[Data to use Boundary: Start]

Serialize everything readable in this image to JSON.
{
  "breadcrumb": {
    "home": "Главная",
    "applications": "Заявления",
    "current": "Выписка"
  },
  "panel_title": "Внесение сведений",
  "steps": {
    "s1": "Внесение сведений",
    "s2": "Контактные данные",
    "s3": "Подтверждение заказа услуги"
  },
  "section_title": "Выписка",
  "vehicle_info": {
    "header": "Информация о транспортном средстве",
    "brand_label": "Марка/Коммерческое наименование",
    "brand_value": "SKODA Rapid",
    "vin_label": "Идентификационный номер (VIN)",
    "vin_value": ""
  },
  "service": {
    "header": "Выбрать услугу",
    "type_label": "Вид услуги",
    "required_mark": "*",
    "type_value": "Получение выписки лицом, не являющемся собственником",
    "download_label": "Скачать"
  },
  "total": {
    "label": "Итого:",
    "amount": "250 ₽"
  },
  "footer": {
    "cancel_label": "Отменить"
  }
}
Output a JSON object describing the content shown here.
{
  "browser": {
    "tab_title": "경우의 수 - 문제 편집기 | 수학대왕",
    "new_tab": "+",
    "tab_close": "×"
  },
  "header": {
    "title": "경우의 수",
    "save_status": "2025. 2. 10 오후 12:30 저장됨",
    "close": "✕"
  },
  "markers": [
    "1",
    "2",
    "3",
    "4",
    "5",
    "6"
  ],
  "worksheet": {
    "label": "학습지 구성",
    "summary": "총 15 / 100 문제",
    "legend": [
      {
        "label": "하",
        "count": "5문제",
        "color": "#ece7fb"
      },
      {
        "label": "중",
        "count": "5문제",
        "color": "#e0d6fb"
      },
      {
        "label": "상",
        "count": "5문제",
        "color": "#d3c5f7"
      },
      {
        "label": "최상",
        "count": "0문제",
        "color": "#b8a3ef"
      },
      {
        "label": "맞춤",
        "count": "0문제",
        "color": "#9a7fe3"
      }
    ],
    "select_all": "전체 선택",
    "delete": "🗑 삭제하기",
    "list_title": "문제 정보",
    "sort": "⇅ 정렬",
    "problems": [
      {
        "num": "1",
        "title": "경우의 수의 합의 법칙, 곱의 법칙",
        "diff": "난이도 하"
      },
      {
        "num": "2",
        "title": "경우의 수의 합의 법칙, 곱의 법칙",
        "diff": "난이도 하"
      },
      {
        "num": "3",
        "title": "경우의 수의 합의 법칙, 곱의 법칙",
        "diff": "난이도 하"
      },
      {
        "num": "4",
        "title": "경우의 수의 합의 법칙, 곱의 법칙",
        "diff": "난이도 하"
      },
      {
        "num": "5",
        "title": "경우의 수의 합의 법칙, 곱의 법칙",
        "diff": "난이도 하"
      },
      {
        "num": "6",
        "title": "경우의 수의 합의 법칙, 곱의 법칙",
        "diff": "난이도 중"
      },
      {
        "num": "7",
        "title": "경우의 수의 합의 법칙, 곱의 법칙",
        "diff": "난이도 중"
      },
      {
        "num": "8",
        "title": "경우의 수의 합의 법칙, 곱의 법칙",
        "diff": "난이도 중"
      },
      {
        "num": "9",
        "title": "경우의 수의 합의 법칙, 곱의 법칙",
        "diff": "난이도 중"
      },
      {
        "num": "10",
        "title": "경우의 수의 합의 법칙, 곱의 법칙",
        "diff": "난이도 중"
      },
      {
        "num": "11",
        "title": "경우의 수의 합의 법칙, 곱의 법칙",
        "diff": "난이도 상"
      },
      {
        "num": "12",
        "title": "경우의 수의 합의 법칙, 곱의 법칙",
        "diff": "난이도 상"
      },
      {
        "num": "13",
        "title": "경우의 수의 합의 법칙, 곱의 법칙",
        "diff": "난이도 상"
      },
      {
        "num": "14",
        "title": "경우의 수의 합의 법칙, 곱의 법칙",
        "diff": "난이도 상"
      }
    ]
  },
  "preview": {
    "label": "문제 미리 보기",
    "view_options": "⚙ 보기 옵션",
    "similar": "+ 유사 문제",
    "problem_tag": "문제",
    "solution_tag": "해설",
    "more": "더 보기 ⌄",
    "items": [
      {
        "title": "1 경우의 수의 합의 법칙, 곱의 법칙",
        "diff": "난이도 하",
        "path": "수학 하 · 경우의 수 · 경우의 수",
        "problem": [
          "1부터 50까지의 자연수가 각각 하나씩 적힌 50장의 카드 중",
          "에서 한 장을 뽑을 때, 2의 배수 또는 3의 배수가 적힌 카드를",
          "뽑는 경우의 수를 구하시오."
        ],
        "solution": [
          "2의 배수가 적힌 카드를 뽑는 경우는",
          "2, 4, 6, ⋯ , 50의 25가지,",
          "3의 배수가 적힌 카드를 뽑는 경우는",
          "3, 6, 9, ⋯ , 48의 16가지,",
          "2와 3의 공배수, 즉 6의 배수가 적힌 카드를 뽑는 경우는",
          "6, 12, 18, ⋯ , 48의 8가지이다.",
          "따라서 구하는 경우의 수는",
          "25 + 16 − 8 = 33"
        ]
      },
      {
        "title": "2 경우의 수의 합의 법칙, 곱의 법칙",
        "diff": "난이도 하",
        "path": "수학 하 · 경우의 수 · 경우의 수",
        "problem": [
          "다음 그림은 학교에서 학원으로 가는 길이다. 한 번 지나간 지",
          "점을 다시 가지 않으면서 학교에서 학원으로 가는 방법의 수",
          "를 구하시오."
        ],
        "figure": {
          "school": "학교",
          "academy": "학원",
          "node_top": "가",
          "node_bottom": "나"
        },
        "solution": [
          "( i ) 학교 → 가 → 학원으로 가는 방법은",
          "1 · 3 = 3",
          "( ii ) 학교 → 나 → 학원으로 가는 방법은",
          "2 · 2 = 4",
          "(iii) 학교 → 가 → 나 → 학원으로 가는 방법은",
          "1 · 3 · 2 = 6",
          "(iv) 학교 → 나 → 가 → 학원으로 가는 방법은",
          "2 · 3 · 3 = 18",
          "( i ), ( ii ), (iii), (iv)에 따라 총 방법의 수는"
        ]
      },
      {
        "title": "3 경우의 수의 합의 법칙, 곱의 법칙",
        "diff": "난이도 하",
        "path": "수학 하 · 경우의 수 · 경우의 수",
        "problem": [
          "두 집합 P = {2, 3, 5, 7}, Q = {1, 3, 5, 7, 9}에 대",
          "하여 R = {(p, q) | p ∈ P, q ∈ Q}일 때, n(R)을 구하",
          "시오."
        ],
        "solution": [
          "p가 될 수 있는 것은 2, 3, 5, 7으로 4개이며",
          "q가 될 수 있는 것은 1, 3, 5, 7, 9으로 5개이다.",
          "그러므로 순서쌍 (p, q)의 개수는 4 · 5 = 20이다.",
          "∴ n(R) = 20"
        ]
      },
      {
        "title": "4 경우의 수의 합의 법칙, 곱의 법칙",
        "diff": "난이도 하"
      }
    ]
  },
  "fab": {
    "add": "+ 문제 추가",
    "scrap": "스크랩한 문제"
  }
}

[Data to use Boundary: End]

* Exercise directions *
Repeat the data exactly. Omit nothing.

* Response box *
Serialize everything readable in this image to JSON.
{
  "breadcrumb": {
    "home": "Главная",
    "applications": "Заявления",
    "current": "Выписка"
  },
  "panel_title": "Внесение сведений",
  "steps": {
    "s1": "Внесение сведений",
    "s2": "Контактные данные",
    "s3": "Подтверждение заказа услуги"
  },
  "section_title": "Выписка",
  "vehicle_info": {
    "header": "Информация о транспортном средстве",
    "brand_label": "Марка/Коммерческое наименование",
    "brand_value": "SKODA Rapid",
    "vin_label": "Идентификационный номер (VIN)",
    "vin_value": ""
  },
  "service": {
    "header": "Выбрать услугу",
    "type_label": "Вид услуги",
    "required_mark": "*",
    "type_value": "Получение выписки лицом, не являющемся собственником",
    "download_label": "Скачать"
  },
  "total": {
    "label": "Итого:",
    "amount": "250 ₽"
  },
  "footer": {
    "cancel_label": "Отменить"
  }
}
Output a JSON object describing the content shown here.
{
  "browser": {
    "tab_title": "경우의 수 - 문제 편집기 | 수학대왕",
    "new_tab": "+",
    "tab_close": "×"
  },
  "header": {
    "title": "경우의 수",
    "save_status": "2025. 2. 10 오후 12:30 저장됨",
    "close": "✕"
  },
  "markers": [
    "1",
    "2",
    "3",
    "4",
    "5",
    "6"
  ],
  "worksheet": {
    "label": "학습지 구성",
    "summary": "총 15 / 100 문제",
    "legend": [
      {
        "label": "하",
        "count": "5문제",
        "color": "#ece7fb"
      },
      {
        "label": "중",
        "count": "5문제",
        "color": "#e0d6fb"
      },
      {
        "label": "상",
        "count": "5문제",
        "color": "#d3c5f7"
      },
      {
        "label": "최상",
        "count": "0문제",
        "color": "#b8a3ef"
      },
      {
        "label": "맞춤",
        "count": "0문제",
        "color": "#9a7fe3"
      }
    ],
    "select_all": "전체 선택",
    "delete": "🗑 삭제하기",
    "list_title": "문제 정보",
    "sort": "⇅ 정렬",
    "problems": [
      {
        "num": "1",
        "title": "경우의 수의 합의 법칙, 곱의 법칙",
        "diff": "난이도 하"
      },
      {
        "num": "2",
        "title": "경우의 수의 합의 법칙, 곱의 법칙",
        "diff": "난이도 하"
      },
      {
        "num": "3",
        "title": "경우의 수의 합의 법칙, 곱의 법칙",
        "diff": "난이도 하"
      },
      {
        "num": "4",
        "title": "경우의 수의 합의 법칙, 곱의 법칙",
        "diff": "난이도 하"
      },
      {
        "num": "5",
        "title": "경우의 수의 합의 법칙, 곱의 법칙",
        "diff": "난이도 하"
      },
      {
        "num": "6",
        "title": "경우의 수의 합의 법칙, 곱의 법칙",
        "diff": "난이도 중"
      },
      {
        "num": "7",
        "title": "경우의 수의 합의 법칙, 곱의 법칙",
        "diff": "난이도 중"
      },
      {
        "num": "8",
        "title": "경우의 수의 합의 법칙, 곱의 법칙",
        "diff": "난이도 중"
      },
      {
        "num": "9",
        "title": "경우의 수의 합의 법칙, 곱의 법칙",
        "diff": "난이도 중"
      },
      {
        "num": "10",
        "title": "경우의 수의 합의 법칙, 곱의 법칙",
        "diff": "난이도 중"
      },
      {
        "num": "11",
        "title": "경우의 수의 합의 법칙, 곱의 법칙",
        "diff": "난이도 상"
      },
      {
        "num": "12",
        "title": "경우의 수의 합의 법칙, 곱의 법칙",
        "diff": "난이도 상"
      },
      {
        "num": "13",
        "title": "경우의 수의 합의 법칙, 곱의 법칙",
        "diff": "난이도 상"
      },
      {
        "num": "14",
        "title": "경우의 수의 합의 법칙, 곱의 법칙",
        "diff": "난이도 상"
      }
    ]
  },
  "preview": {
    "label": "문제 미리 보기",
    "view_options": "⚙ 보기 옵션",
    "similar": "+ 유사 문제",
    "problem_tag": "문제",
    "solution_tag": "해설",
    "more": "더 보기 ⌄",
    "items": [
      {
        "title": "1 경우의 수의 합의 법칙, 곱의 법칙",
        "diff": "난이도 하",
        "path": "수학 하 · 경우의 수 · 경우의 수",
        "problem": [
          "1부터 50까지의 자연수가 각각 하나씩 적힌 50장의 카드 중",
          "에서 한 장을 뽑을 때, 2의 배수 또는 3의 배수가 적힌 카드를",
          "뽑는 경우의 수를 구하시오."
        ],
        "solution": [
          "2의 배수가 적힌 카드를 뽑는 경우는",
          "2, 4, 6, ⋯ , 50의 25가지,",
          "3의 배수가 적힌 카드를 뽑는 경우는",
          "3, 6, 9, ⋯ , 48의 16가지,",
          "2와 3의 공배수, 즉 6의 배수가 적힌 카드를 뽑는 경우는",
          "6, 12, 18, ⋯ , 48의 8가지이다.",
          "따라서 구하는 경우의 수는",
          "25 + 16 − 8 = 33"
        ]
      },
      {
        "title": "2 경우의 수의 합의 법칙, 곱의 법칙",
        "diff": "난이도 하",
        "path": "수학 하 · 경우의 수 · 경우의 수",
        "problem": [
          "다음 그림은 학교에서 학원으로 가는 길이다. 한 번 지나간 지",
          "점을 다시 가지 않으면서 학교에서 학원으로 가는 방법의 수",
          "를 구하시오."
        ],
        "figure": {
          "school": "학교",
          "academy": "학원",
          "node_top": "가",
          "node_bottom": "나"
        },
        "solution": [
          "( i ) 학교 → 가 → 학원으로 가는 방법은",
          "1 · 3 = 3",
          "( ii ) 학교 → 나 → 학원으로 가는 방법은",
          "2 · 2 = 4",
          "(iii) 학교 → 가 → 나 → 학원으로 가는 방법은",
          "1 · 3 · 2 = 6",
          "(iv) 학교 → 나 → 가 → 학원으로 가는 방법은",
          "2 · 3 · 3 = 18",
          "( i ), ( ii ), (iii), (iv)에 따라 총 방법의 수는"
        ]
      },
      {
        "title": "3 경우의 수의 합의 법칙, 곱의 법칙",
        "diff": "난이도 하",
        "path": "수학 하 · 경우의 수 · 경우의 수",
        "problem": [
          "두 집합 P = {2, 3, 5, 7}, Q = {1, 3, 5, 7, 9}에 대",
          "하여 R = {(p, q) | p ∈ P, q ∈ Q}일 때, n(R)을 구하",
          "시오."
        ],
        "solution": [
          "p가 될 수 있는 것은 2, 3, 5, 7으로 4개이며",
          "q가 될 수 있는 것은 1, 3, 5, 7, 9으로 5개이다.",
          "그러므로 순서쌍 (p, q)의 개수는 4 · 5 = 20이다.",
          "∴ n(R) = 20"
        ]
      },
      {
        "title": "4 경우의 수의 합의 법칙, 곱의 법칙",
        "diff": "난이도 하"
      }
    ]
  },
  "fab": {
    "add": "+ 문제 추가",
    "scrap": "스크랩한 문제"
  }
}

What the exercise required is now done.